Exercise data:
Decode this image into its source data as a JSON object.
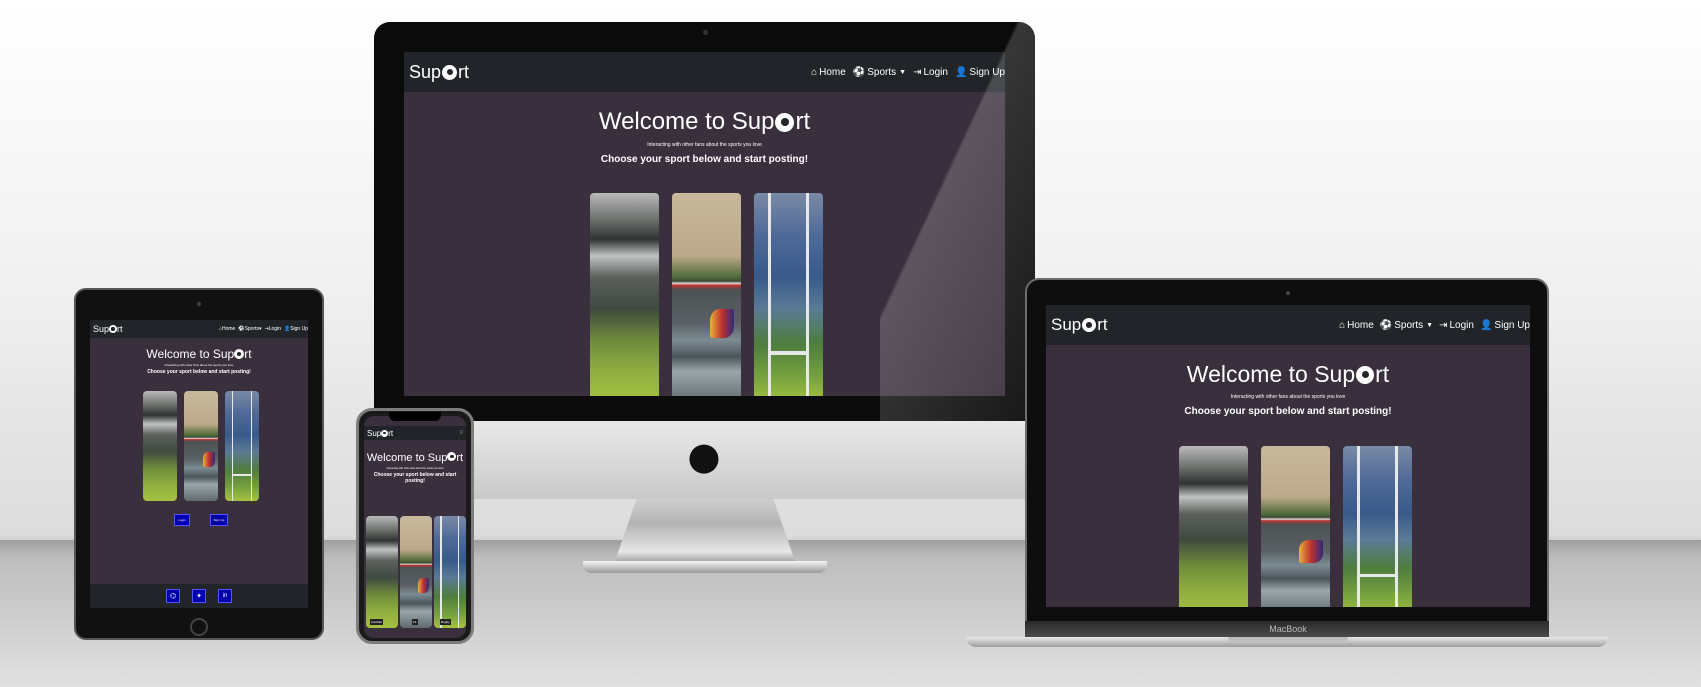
{
  "site": {
    "brand": "Sup⚽rt",
    "brand_prefix": "Sup",
    "brand_suffix": "rt",
    "nav": {
      "home": "Home",
      "sports": "Sports",
      "login": "Login",
      "signup": "Sign Up"
    },
    "hero": {
      "title_prefix": "Welcome to Sup",
      "title_suffix": "rt",
      "subtitle": "Interacting with other fans about the sports you love",
      "choose": "Choose your sport below and start posting!"
    },
    "buttons": {
      "login": "Login",
      "signup": "Sign Up"
    },
    "mobile_card_labels": [
      "Football",
      "F1",
      "Rugby"
    ]
  },
  "devices": {
    "laptop_label": "MacBook"
  },
  "colors": {
    "page_bg": "#3a2f3c",
    "navbar": "#212529",
    "button": "#0000aa"
  },
  "icons": [
    "home-icon",
    "football-icon",
    "chevron-down-icon",
    "login-icon",
    "user-plus-icon",
    "apple-logo-icon",
    "github-icon",
    "twitter-icon",
    "linkedin-icon",
    "hamburger-icon"
  ]
}
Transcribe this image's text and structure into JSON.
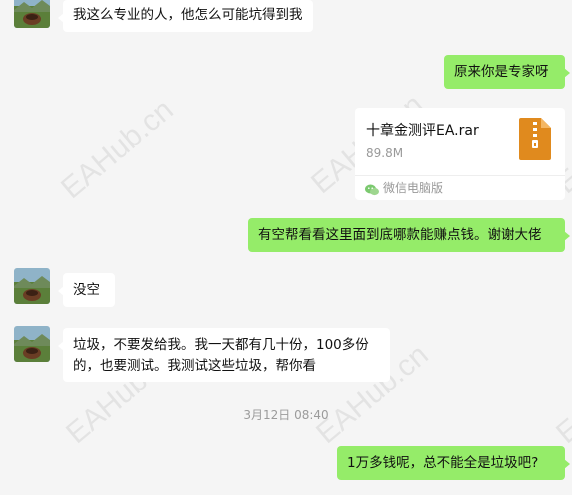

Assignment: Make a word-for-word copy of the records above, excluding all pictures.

Expected answer:
Decode this image into its source data as a JSON object.
{
  "site": {
    "brand": "Sup⚽rt",
    "brand_prefix": "Sup",
    "brand_suffix": "rt",
    "nav": {
      "home": "Home",
      "sports": "Sports",
      "login": "Login",
      "signup": "Sign Up"
    },
    "hero": {
      "title_prefix": "Welcome to Sup",
      "title_suffix": "rt",
      "subtitle": "Interacting with other fans about the sports you love",
      "choose": "Choose your sport below and start posting!"
    },
    "buttons": {
      "login": "Login",
      "signup": "Sign Up"
    },
    "mobile_card_labels": [
      "Football",
      "F1",
      "Rugby"
    ]
  },
  "devices": {
    "laptop_label": "MacBook"
  },
  "colors": {
    "page_bg": "#3a2f3c",
    "navbar": "#212529",
    "button": "#0000aa"
  },
  "icons": [
    "home-icon",
    "football-icon",
    "chevron-down-icon",
    "login-icon",
    "user-plus-icon",
    "apple-logo-icon",
    "github-icon",
    "twitter-icon",
    "linkedin-icon",
    "hamburger-icon"
  ]
}
Transcribe this image's text and structure into JSON.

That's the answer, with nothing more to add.